**WORK INSTRUCTION:**
When a line in the entries below contains the word "JSON", copy that line.

(Items from a dataset)
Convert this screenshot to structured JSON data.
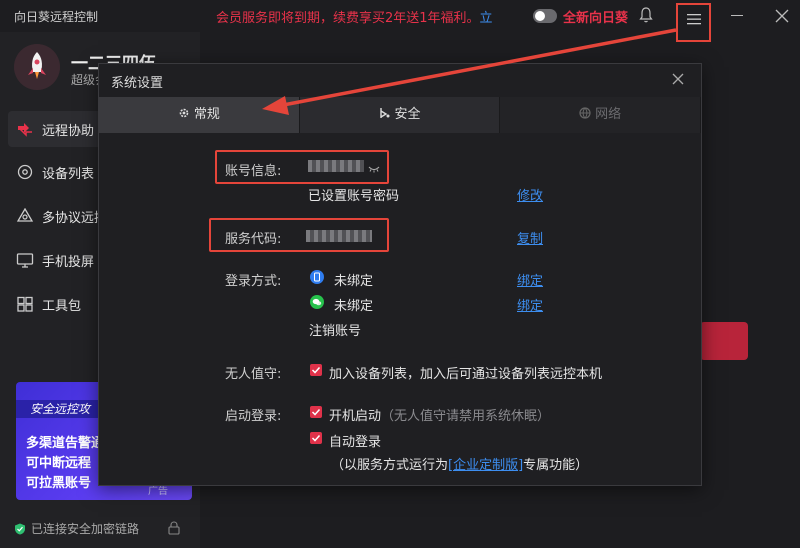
{
  "app": {
    "title": "向日葵远程控制",
    "promo_text": "会员服务即将到期，续费享买2年送1年福利。",
    "promo_link": "立",
    "new_sun_label": "全新向日葵"
  },
  "user": {
    "name": "一二三四伍...",
    "level": "超级会"
  },
  "sidebar": {
    "items": [
      {
        "label": "远程协助",
        "icon": "remote-assist-icon"
      },
      {
        "label": "设备列表",
        "icon": "device-list-icon"
      },
      {
        "label": "多协议远控",
        "icon": "multi-protocol-icon"
      },
      {
        "label": "手机投屏",
        "icon": "phone-cast-icon"
      },
      {
        "label": "工具包",
        "icon": "toolkit-icon"
      }
    ],
    "banner": {
      "tag": "安全远控攻",
      "line1": "多渠道告警通",
      "line2": "可中断远程",
      "line3": "可拉黑账号",
      "corner": "广告"
    },
    "status": "已连接安全加密链路"
  },
  "dialog": {
    "title": "系统设置",
    "tabs": [
      {
        "label": "常规",
        "icon": "gear-icon"
      },
      {
        "label": "安全",
        "icon": "security-icon"
      },
      {
        "label": "网络",
        "icon": "network-icon"
      }
    ],
    "account": {
      "label": "账号信息:",
      "password_status": "已设置账号密码",
      "modify_link": "修改"
    },
    "service": {
      "label": "服务代码:",
      "copy_link": "复制"
    },
    "login": {
      "label": "登录方式:",
      "phone_status": "未绑定",
      "phone_link": "绑定",
      "wechat_status": "未绑定",
      "wechat_link": "绑定",
      "deregister": "注销账号"
    },
    "unattended": {
      "label": "无人值守:",
      "option": "加入设备列表，加入后可通过设备列表远控本机"
    },
    "startup": {
      "label": "启动登录:",
      "boot_start": "开机启动",
      "boot_note": "（无人值守请禁用系统休眠）",
      "auto_login": "自动登录",
      "service_note_prefix": "（以服务方式运行为",
      "service_note_link": "[企业定制版]",
      "service_note_suffix": "专属功能）"
    }
  },
  "colors": {
    "accent_red": "#e8324a",
    "link_blue": "#3d8ef0",
    "highlight_box": "#e5453a",
    "banner_purple": "#4b36e3"
  }
}
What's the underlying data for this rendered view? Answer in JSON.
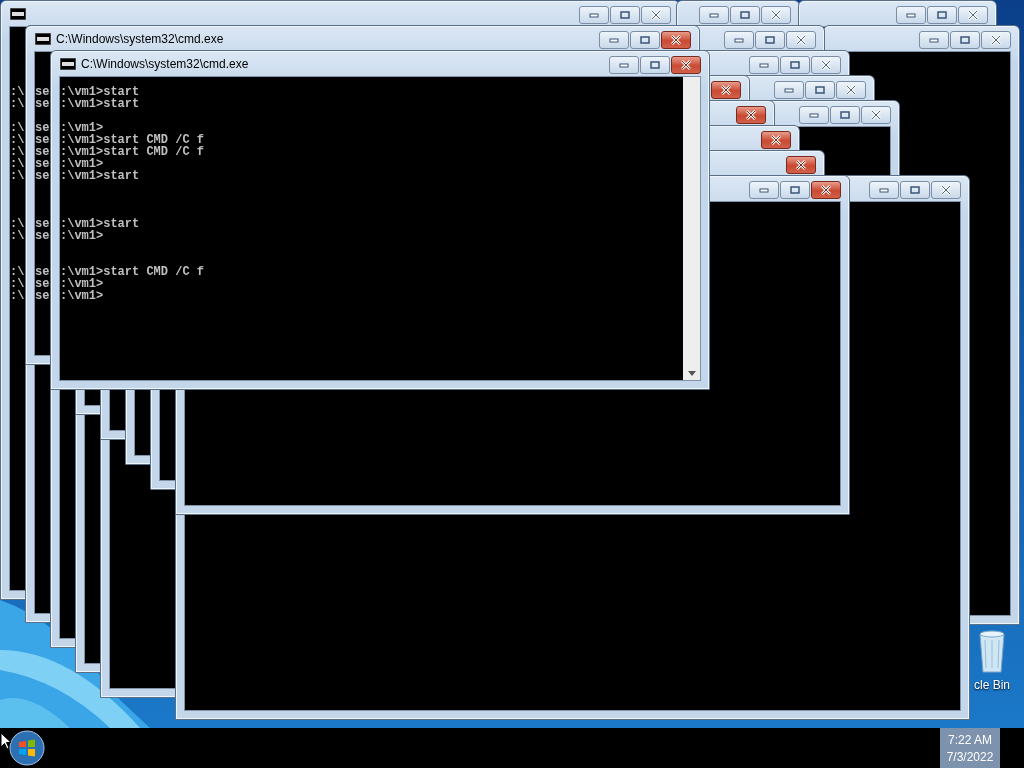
{
  "windows": [
    {
      "close_highlighted": false,
      "icon": true,
      "console_text": ":\\\n:\\\n\n:\\\n:\\\n:\\\n:\\\n:\\\n\n\n\n:\\\n:\\\n\n\n:\\\n:\\\n:\\"
    },
    {
      "close_highlighted": false
    },
    {
      "close_highlighted": false
    },
    {
      "close_highlighted": false
    },
    {
      "close_highlighted": false
    },
    {
      "close_highlighted": false
    },
    {
      "close_highlighted": false
    },
    {
      "close_highlighted": false
    },
    {
      "close_highlighted": false
    },
    {
      "close_highlighted": true
    },
    {
      "close_highlighted": true
    },
    {
      "close_highlighted": true
    },
    {
      "close_highlighted": true
    },
    {
      "close_highlighted": true
    },
    {
      "close_highlighted": true,
      "icon": true,
      "title": "C:\\Windows\\system32\\cmd.exe",
      "console_text": "se\nse\n\nse\nse\nse\nse\nse\n\n\n\nse\nse\n\n\nse\nse\nse"
    },
    {
      "close_highlighted": true,
      "icon": true,
      "title": "C:\\Windows\\system32\\cmd.exe",
      "console_text": ":\\vm1>start\n:\\vm1>start\n\n:\\vm1>\n:\\vm1>start CMD /C f\n:\\vm1>start CMD /C f\n:\\vm1>\n:\\vm1>start\n\n\n\n:\\vm1>start\n:\\vm1>\n\n\n:\\vm1>start CMD /C f\n:\\vm1>\n:\\vm1>",
      "scroll_arrow": true
    }
  ],
  "desktop_icons": [
    {
      "label": "cle Bin"
    }
  ],
  "taskbar": {
    "time": "7:22 AM",
    "date": "7/3/2022"
  }
}
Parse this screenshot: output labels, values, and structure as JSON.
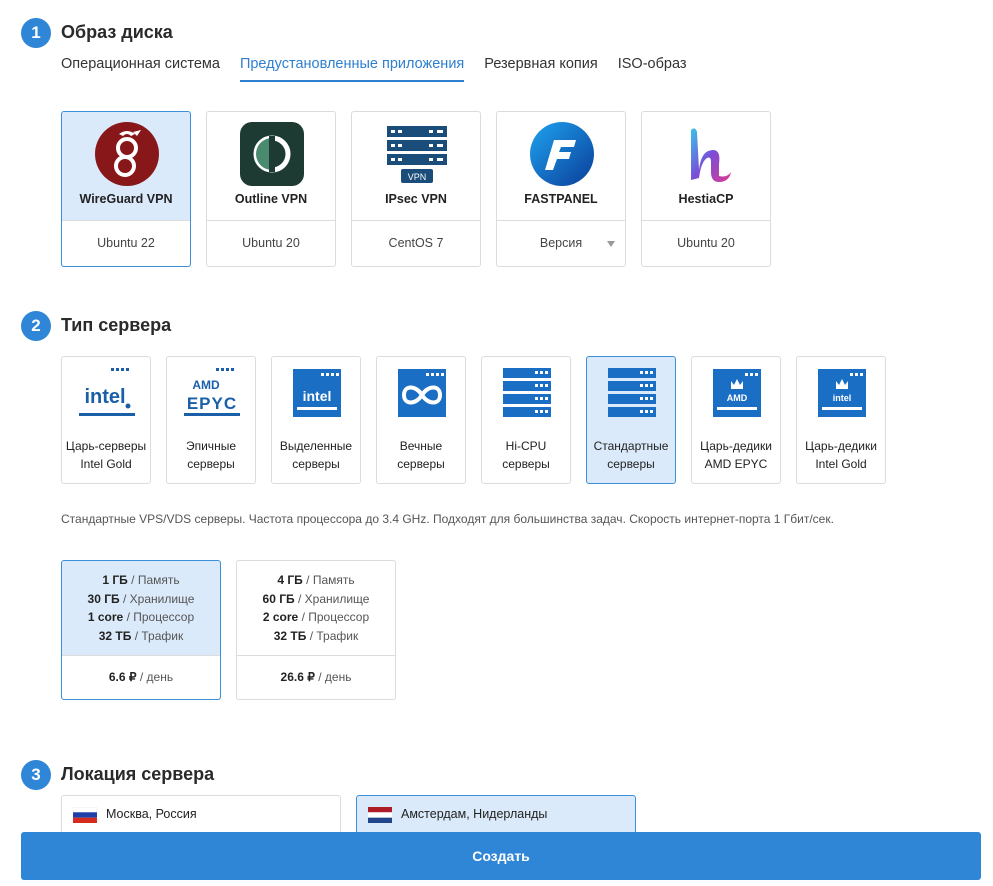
{
  "sections": {
    "image": {
      "number": "1",
      "title": "Образ диска"
    },
    "server_type": {
      "number": "2",
      "title": "Тип сервера"
    },
    "location": {
      "number": "3",
      "title": "Локация сервера"
    }
  },
  "tabs": [
    {
      "label": "Операционная система",
      "active": false
    },
    {
      "label": "Предустановленные приложения",
      "active": true
    },
    {
      "label": "Резервная копия",
      "active": false
    },
    {
      "label": "ISO-образ",
      "active": false
    }
  ],
  "apps": [
    {
      "icon": "wireguard-icon",
      "name": "WireGuard VPN",
      "version": "Ubuntu 22",
      "selected": true
    },
    {
      "icon": "outline-icon",
      "name": "Outline VPN",
      "version": "Ubuntu 20",
      "selected": false
    },
    {
      "icon": "ipsec-server-icon",
      "name": "IPsec VPN",
      "version": "CentOS 7",
      "selected": false,
      "badge": "VPN"
    },
    {
      "icon": "fastpanel-icon",
      "name": "FASTPANEL",
      "version": "Версия",
      "selected": false,
      "dropdown": true
    },
    {
      "icon": "hestiacp-icon",
      "name": "HestiaCP",
      "version": "Ubuntu 20",
      "selected": false
    }
  ],
  "server_types": [
    {
      "icon": "intel-gold-icon",
      "line1": "Царь-серверы",
      "line2": "Intel Gold",
      "selected": false
    },
    {
      "icon": "amd-epyc-icon",
      "line1": "Эпичные",
      "line2": "серверы",
      "selected": false
    },
    {
      "icon": "intel-chip-icon",
      "line1": "Выделенные",
      "line2": "серверы",
      "selected": false
    },
    {
      "icon": "infinity-icon",
      "line1": "Вечные",
      "line2": "серверы",
      "selected": false
    },
    {
      "icon": "server-rack-icon",
      "line1": "Hi-CPU",
      "line2": "серверы",
      "selected": false
    },
    {
      "icon": "server-rack-icon",
      "line1": "Стандартные",
      "line2": "серверы",
      "selected": true
    },
    {
      "icon": "amd-crown-icon",
      "line1": "Царь-дедики",
      "line2": "AMD EPYC",
      "selected": false
    },
    {
      "icon": "intel-crown-icon",
      "line1": "Царь-дедики",
      "line2": "Intel Gold",
      "selected": false
    }
  ],
  "server_type_logo_text": {
    "intel": "intel",
    "amd": "AMD",
    "epyc": "EPYC"
  },
  "server_type_description": "Стандартные VPS/VDS серверы. Частота процессора до 3.4 GHz. Подходят для большинства задач. Скорость интернет-порта 1 Гбит/сек.",
  "plans": [
    {
      "memory": "1 ГБ",
      "storage": "30 ГБ",
      "cpu": "1 core",
      "traffic": "32 ТБ",
      "price": "6.6 ₽",
      "selected": true
    },
    {
      "memory": "4 ГБ",
      "storage": "60 ГБ",
      "cpu": "2 core",
      "traffic": "32 ТБ",
      "price": "26.6 ₽",
      "selected": false
    }
  ],
  "plan_labels": {
    "memory": "/ Память",
    "storage": "/ Хранилище",
    "cpu": "/ Процессор",
    "traffic": "/ Трафик",
    "per_day": "/ день"
  },
  "locations": [
    {
      "flag": "russia-flag",
      "name": "Москва, Россия",
      "selected": false
    },
    {
      "flag": "netherlands-flag",
      "name": "Амстердам, Нидерланды",
      "selected": true
    }
  ],
  "create_button": "Создать",
  "colors": {
    "accent": "#2f86d6",
    "selected_bg": "#dbeafa",
    "selected_border": "#3d8fd9"
  }
}
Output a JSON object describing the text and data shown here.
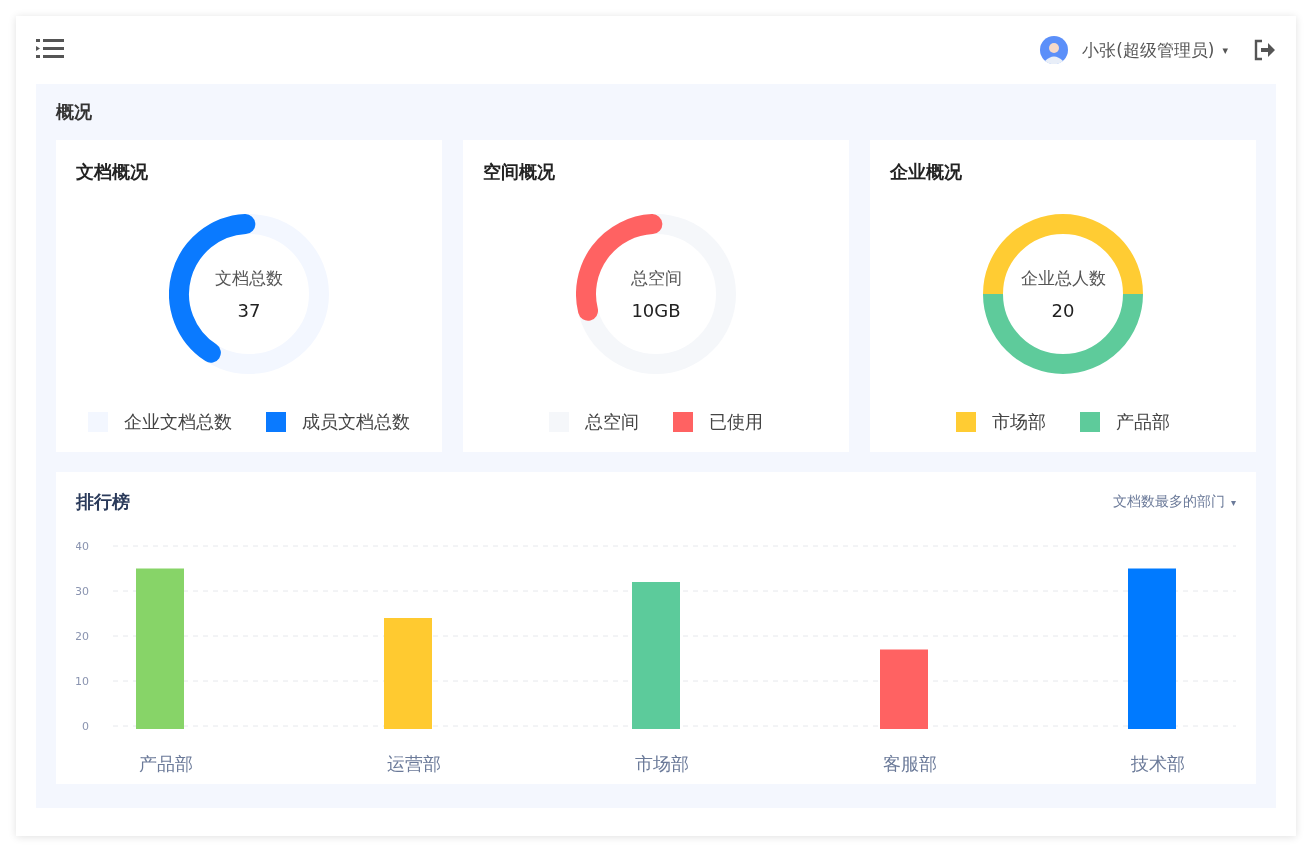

**OUTPUT BELOW:**
Convert this screenshot to structured JSON data.
What's the underlying data for this rendered view? Answer in JSON.
Parse this screenshot: output labels, values, and structure as JSON.
Output a JSON object describing the text and data shown here.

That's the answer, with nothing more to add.